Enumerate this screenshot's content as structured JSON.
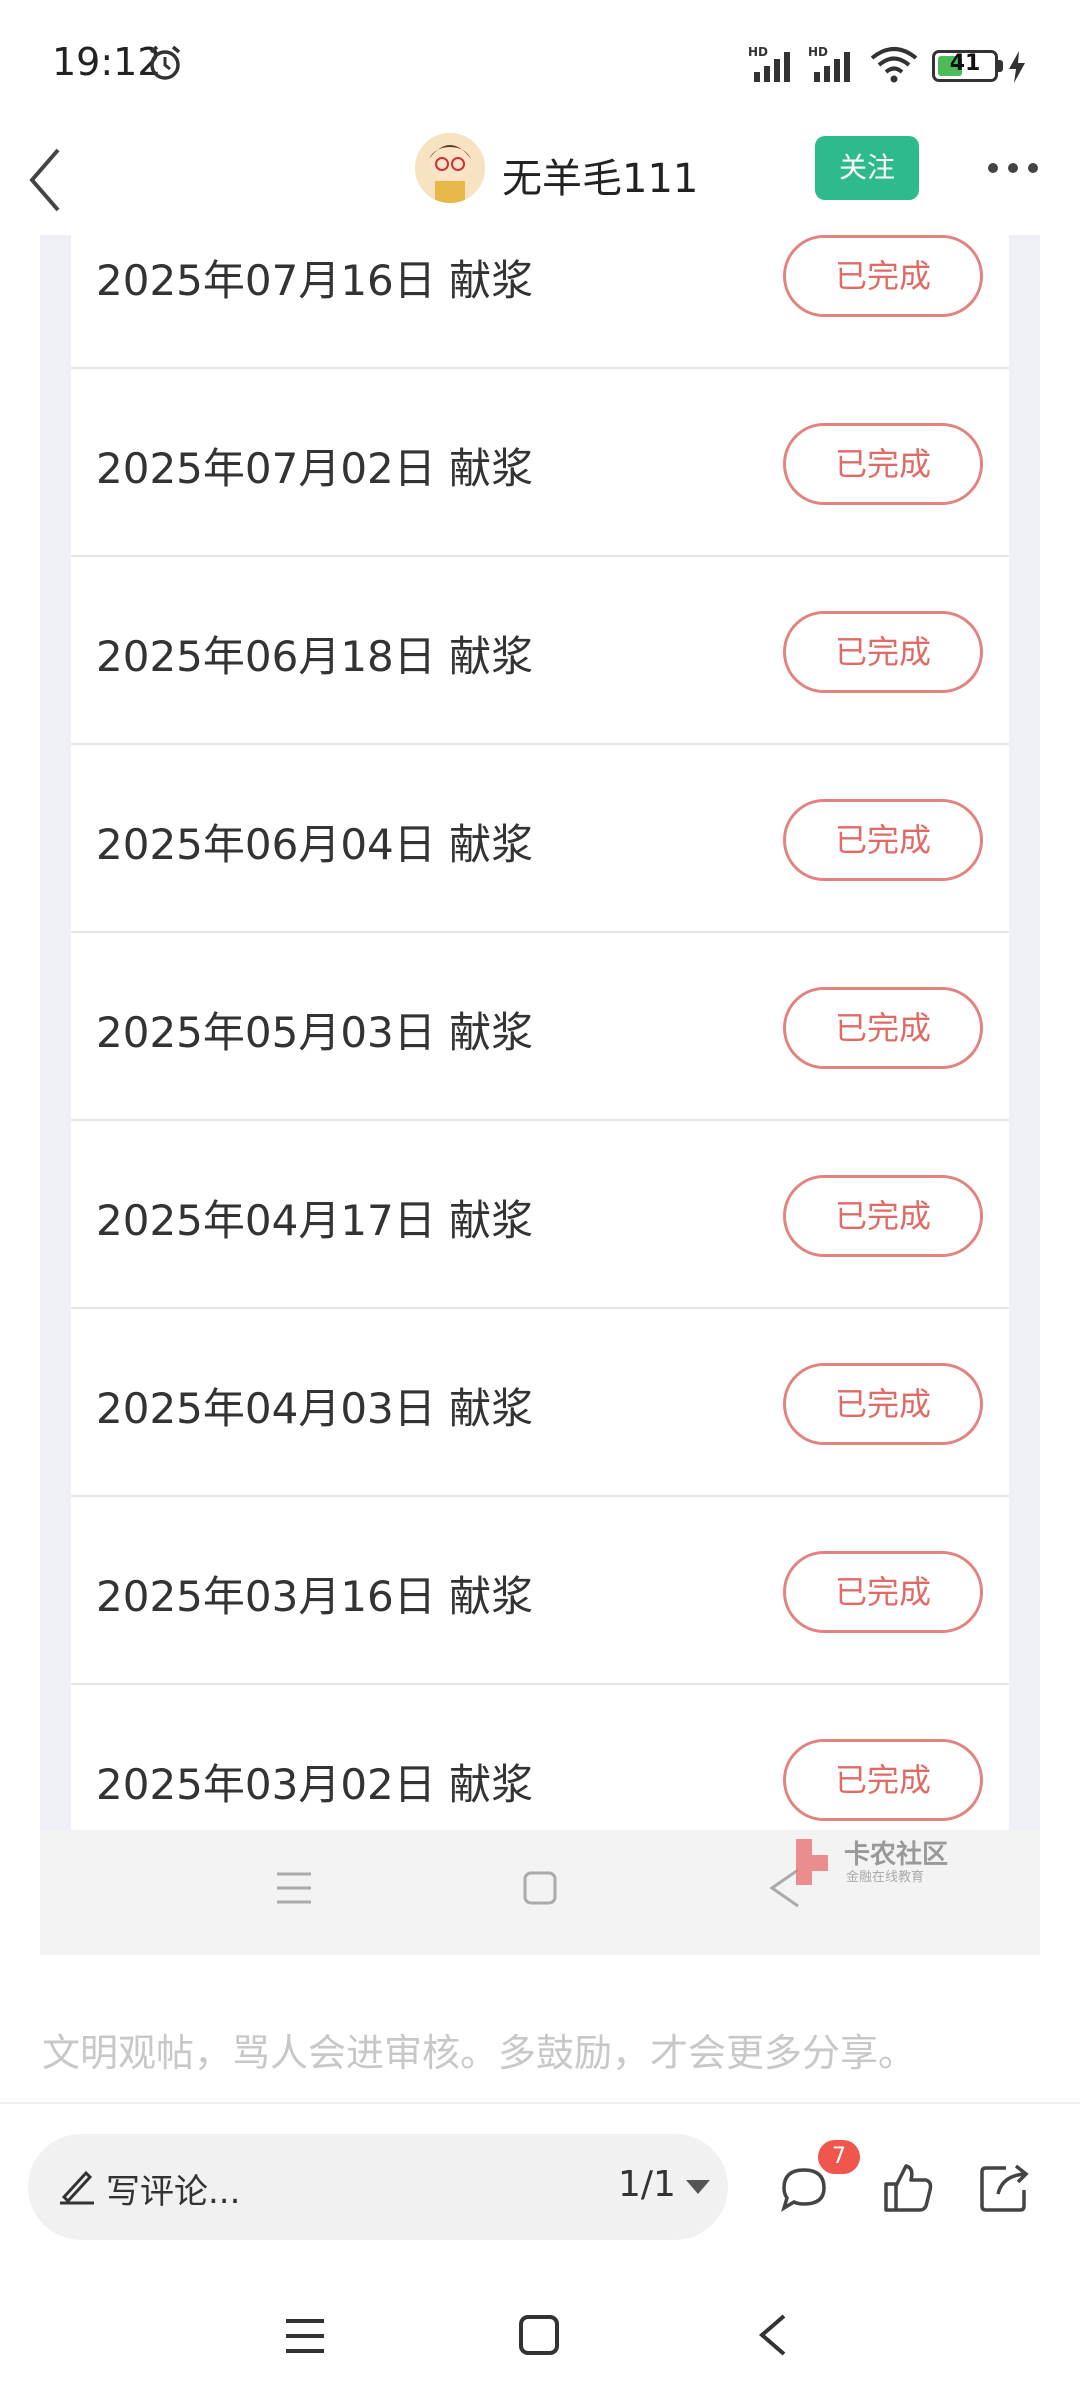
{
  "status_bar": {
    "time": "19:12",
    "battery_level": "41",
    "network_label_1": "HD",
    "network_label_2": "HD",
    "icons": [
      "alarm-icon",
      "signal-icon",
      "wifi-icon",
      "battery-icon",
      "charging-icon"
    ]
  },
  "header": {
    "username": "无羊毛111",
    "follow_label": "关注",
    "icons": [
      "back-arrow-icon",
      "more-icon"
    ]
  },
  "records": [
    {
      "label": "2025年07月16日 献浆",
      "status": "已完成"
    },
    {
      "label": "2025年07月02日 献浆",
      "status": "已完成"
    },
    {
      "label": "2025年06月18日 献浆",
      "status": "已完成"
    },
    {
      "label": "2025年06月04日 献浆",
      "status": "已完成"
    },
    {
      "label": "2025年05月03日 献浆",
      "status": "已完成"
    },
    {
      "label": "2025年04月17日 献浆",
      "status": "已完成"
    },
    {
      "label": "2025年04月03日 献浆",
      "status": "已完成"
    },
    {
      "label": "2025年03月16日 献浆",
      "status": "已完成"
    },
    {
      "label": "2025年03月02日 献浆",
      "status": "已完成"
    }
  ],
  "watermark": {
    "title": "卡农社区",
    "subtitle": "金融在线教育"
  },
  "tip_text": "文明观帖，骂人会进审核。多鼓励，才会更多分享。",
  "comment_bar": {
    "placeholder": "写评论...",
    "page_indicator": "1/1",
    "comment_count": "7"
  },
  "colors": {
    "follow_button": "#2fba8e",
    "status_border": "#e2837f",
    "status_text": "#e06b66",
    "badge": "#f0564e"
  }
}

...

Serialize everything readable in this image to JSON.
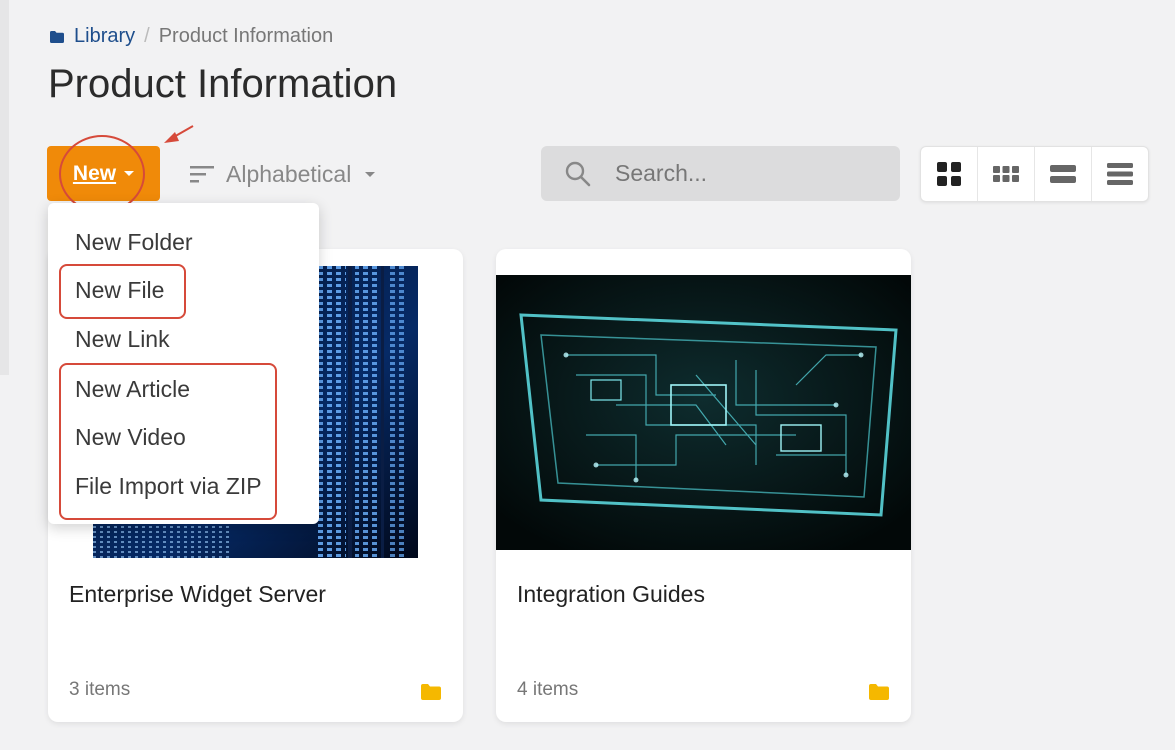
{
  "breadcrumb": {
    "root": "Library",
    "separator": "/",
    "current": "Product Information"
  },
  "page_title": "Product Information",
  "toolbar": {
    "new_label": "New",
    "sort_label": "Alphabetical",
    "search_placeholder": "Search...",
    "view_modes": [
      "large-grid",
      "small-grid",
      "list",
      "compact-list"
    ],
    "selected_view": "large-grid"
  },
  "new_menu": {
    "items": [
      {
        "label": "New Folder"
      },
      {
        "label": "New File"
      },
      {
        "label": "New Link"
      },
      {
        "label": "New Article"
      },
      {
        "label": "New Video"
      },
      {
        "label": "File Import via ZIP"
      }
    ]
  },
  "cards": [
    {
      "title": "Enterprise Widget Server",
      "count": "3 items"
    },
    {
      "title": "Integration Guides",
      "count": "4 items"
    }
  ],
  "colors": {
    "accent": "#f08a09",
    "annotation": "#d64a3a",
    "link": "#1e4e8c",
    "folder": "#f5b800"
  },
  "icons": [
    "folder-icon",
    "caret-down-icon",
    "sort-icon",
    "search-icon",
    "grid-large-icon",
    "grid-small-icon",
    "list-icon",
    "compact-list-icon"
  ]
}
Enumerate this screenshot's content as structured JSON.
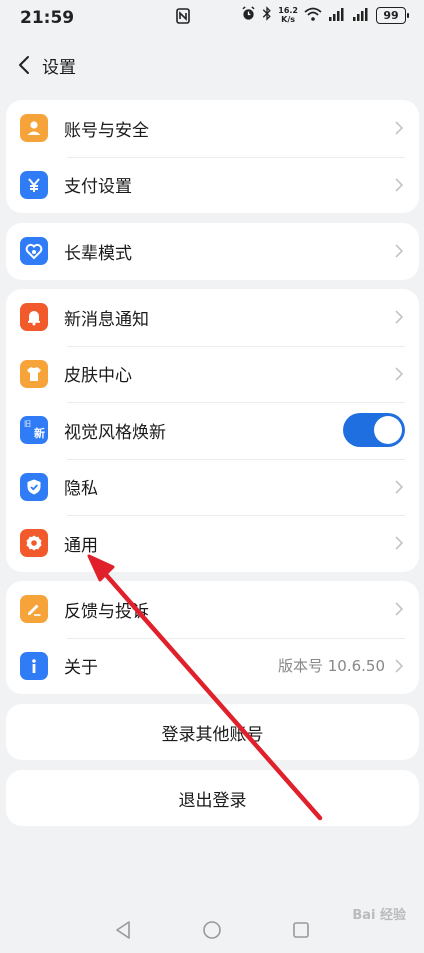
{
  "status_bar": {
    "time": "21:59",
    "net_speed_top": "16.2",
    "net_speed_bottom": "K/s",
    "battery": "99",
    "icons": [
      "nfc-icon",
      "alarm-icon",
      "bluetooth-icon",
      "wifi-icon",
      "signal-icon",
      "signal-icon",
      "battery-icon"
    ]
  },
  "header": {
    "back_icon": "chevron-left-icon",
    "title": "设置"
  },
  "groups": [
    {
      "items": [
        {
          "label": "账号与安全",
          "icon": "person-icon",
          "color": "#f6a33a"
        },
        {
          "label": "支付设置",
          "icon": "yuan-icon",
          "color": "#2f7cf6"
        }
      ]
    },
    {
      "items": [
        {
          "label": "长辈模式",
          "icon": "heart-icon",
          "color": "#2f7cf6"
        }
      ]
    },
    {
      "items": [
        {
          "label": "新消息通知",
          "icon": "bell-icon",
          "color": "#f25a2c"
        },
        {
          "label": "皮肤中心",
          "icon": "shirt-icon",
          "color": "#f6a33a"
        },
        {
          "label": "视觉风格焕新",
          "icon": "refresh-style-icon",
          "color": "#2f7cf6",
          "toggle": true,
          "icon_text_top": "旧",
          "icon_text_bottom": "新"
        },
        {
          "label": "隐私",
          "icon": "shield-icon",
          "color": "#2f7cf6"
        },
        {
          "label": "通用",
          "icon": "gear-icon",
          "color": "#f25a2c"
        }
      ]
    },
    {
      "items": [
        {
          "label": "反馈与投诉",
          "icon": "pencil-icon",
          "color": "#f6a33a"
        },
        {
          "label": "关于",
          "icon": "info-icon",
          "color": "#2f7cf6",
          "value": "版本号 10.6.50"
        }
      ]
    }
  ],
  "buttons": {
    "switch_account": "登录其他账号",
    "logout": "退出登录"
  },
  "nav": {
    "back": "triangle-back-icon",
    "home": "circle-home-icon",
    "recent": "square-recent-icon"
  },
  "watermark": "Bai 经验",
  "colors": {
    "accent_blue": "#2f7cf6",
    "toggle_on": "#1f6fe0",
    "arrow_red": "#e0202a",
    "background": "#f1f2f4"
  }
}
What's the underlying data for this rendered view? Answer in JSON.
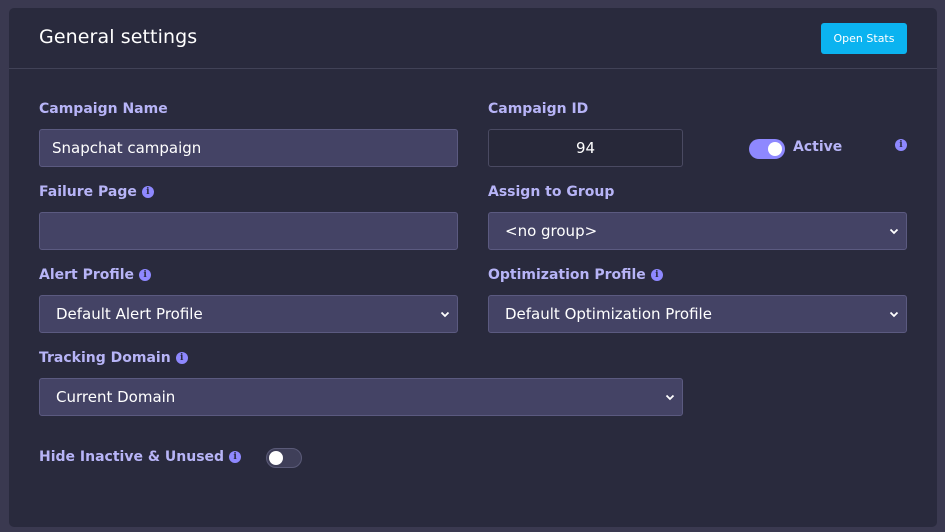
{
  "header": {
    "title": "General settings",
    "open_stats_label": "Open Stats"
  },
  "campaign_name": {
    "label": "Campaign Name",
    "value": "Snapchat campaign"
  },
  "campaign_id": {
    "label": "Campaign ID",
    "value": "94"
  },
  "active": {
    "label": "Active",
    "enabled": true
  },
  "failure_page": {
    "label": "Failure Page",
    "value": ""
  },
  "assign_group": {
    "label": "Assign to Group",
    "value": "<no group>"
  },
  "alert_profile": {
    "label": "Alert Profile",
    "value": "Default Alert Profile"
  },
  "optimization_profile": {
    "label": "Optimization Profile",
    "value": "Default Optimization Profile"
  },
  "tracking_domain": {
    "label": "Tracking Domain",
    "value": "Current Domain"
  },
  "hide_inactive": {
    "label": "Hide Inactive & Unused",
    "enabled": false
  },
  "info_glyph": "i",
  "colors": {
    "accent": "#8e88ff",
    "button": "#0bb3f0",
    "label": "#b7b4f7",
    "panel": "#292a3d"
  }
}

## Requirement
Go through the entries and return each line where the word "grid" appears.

## Solution
      "large-grid",
      "small-grid",
    "selected_view": "large-grid"
    "grid-large-icon",
    "grid-small-icon",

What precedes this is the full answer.